No probably about it. But it's also a sure thing that Bickell didn't care as long as it helps spark Kane's confidence. Getting Kane back on track could be a game changer ahead of the Cup Final, especially considering how he did it: by driving the net. That's pretty much what everyone's been urging him to do over the course of this seven-game slump, so no hard feelings as long as he follows up with more dirty work on Saturday.
Kane's relief after scoring was palpable, and he played the rest of the game like a man unburdened, buzzing the Kings' net and creating several good chances among his game-high seven shots.

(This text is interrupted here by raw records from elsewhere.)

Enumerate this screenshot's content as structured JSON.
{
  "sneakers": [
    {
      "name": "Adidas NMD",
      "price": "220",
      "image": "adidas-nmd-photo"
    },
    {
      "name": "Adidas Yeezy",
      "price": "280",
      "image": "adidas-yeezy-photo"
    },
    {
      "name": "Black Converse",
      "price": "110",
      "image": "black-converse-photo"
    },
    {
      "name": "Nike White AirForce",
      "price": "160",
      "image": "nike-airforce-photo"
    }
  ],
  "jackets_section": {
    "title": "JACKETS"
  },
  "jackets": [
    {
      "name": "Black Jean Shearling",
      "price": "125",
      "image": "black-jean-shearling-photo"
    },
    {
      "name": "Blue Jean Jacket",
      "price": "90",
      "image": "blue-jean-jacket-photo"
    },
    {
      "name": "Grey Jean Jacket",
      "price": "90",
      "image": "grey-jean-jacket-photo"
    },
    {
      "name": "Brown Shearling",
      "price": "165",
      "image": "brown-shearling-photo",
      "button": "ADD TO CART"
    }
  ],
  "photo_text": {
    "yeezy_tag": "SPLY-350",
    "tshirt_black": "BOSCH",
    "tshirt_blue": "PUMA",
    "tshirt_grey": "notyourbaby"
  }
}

His best moment came in the third when he found himself alone to the left of Quick with the puck and all the time in the world. The patience he displayed while trying to out-wait Quick was beyond elite and he ended up putting the puck in a great spot. An unreal two-pad stack and an outstretched glove robbed him of a goal, but no matter. Everything about that play suggests that Kane is finally in the series.

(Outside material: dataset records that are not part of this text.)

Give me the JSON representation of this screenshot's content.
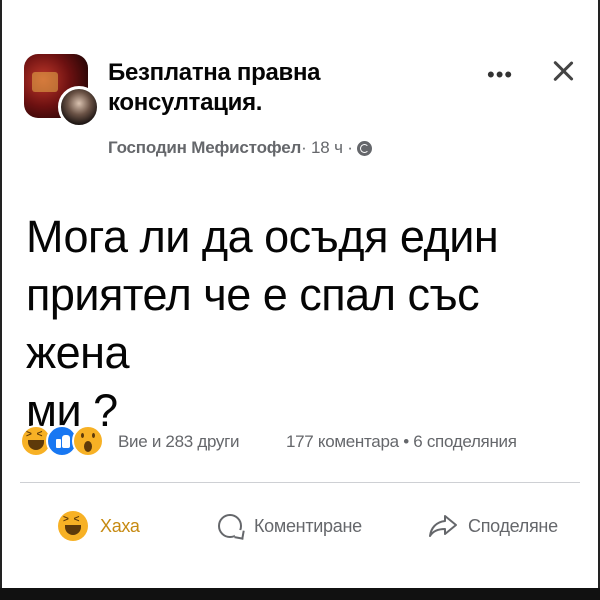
{
  "header": {
    "group_name": "Безплатна правна\nконсултация.",
    "author": "Господин Мефистофел",
    "time": " · 18 ч · ",
    "more_label": "•••",
    "icons": [
      "group-avatar",
      "user-avatar",
      "globe-icon",
      "more-icon",
      "close-icon"
    ]
  },
  "post": {
    "text": "Мога ли да осъдя един\nприятел че е спал със жена\nми ?"
  },
  "reactions": {
    "types": [
      "haha",
      "like",
      "wow"
    ],
    "summary": "Вие и 283 други",
    "comments_count": "177 коментара",
    "separator": " • ",
    "shares_count": "6 споделяния"
  },
  "actions": {
    "haha_label": "Хаха",
    "comment_label": "Коментиране",
    "share_label": "Споделяне"
  },
  "colors": {
    "secondary_text": "#65676b",
    "like_blue": "#1877f2",
    "haha_yellow": "#f7b125",
    "haha_label": "#c68a12"
  }
}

• Even in victory last season, Kings' fans made a whipping boy out of assistant coach Jamie Kompon for the team's sputtering power play. He was let go over the summer (when have you ever heard of that happening to a Cup-winning ACO?), but he latched on with old buddy Quenneville in Chicago where he is the mastermind of a power play that is...struggling. The unit was 0-for-4 tonight, and managed just one shot on a key 53-second five-on-three opportunity when the Blackhawks were trailing 2-1.
The Hawks are so good at five-on-five and on the PK that this may not be an issue. That formula worked for the Bruins in 2011. Still, if you're a Hawks fan, you're probably a little worried, aren't you?

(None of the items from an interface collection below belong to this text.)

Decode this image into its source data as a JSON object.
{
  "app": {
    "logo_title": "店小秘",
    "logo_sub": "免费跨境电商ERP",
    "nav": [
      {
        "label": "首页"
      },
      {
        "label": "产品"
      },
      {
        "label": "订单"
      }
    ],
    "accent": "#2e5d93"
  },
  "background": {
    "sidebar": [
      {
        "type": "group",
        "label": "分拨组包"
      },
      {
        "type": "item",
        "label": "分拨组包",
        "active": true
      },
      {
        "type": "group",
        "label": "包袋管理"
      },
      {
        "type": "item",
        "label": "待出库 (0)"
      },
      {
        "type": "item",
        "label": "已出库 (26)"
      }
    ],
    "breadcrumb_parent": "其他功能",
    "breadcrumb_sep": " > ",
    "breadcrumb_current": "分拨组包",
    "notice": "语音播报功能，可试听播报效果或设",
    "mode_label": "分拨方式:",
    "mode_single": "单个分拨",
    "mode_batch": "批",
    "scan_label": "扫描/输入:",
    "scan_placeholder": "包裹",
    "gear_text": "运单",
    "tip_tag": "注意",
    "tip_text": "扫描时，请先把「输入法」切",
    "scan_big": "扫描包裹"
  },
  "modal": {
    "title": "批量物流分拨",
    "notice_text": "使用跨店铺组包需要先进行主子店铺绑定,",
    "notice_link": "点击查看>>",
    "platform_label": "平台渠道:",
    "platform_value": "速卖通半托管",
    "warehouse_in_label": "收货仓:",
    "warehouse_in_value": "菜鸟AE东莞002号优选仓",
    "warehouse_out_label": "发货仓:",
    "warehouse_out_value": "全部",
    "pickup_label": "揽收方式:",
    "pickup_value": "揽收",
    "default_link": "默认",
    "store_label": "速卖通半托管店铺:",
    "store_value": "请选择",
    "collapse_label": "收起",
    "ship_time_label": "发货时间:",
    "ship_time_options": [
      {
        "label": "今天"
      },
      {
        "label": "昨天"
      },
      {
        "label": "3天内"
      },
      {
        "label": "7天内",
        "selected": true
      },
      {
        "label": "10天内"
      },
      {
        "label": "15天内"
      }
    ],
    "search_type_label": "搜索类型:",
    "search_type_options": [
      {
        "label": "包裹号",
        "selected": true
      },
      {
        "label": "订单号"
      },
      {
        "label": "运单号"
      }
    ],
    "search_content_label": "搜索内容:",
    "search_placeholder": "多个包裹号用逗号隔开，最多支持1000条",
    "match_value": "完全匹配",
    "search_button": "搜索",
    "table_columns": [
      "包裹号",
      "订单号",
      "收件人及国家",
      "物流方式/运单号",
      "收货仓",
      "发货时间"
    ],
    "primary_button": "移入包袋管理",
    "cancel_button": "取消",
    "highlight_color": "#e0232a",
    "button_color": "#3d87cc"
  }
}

• After a long run last season and a commendable title defense this year, the Kings might finally have emptied the tank. No, this wasn't a must-win, but close enough that you have to wonder why they played with all the desperation that a kid has for candy the morning after Halloween.
They forgot the most important element of their Game 3 win -- controlling the neutral zone -- and turned the puck over repeatedly in transition. "That caused two goals tonight," admitted Drew Doughty.
The struggles of their defense were compounded by a lack of offensive opportunism. When they had their one chance to break the game open, Corey Crawford shut the door. The Kings were holding a 2-1 lead when his poke check disrupted a partial breakaway attempt by Justin Williams. He scores there and the Kings put the Hawks in a 3-1 hole. Instead, the missed chance seemed to deflate Los Angeles, which went on to record two shots--TWO! -- n that critical third period. Hard to imagine a defending champ offering less resistance with its season on the line.
The Kings, who are 1-7 on the road in the playoffs, now need to win twice at the United Center, and once again back at home, to take the series. Anyone see that happening after tonight?
• Whenever this thing ends for the Kings -- and it's probably going to happen sooner than later -- there will be plenty of questions about what went wrong. Not one of them will revolve around Jeff Carter
. He was brilliant again tonight, setting up Penner's goal with a determined drive to the net and creating good chances from three bad angle shots, thanks to his quick release. The finish wasn't there, but you can't knock the effort.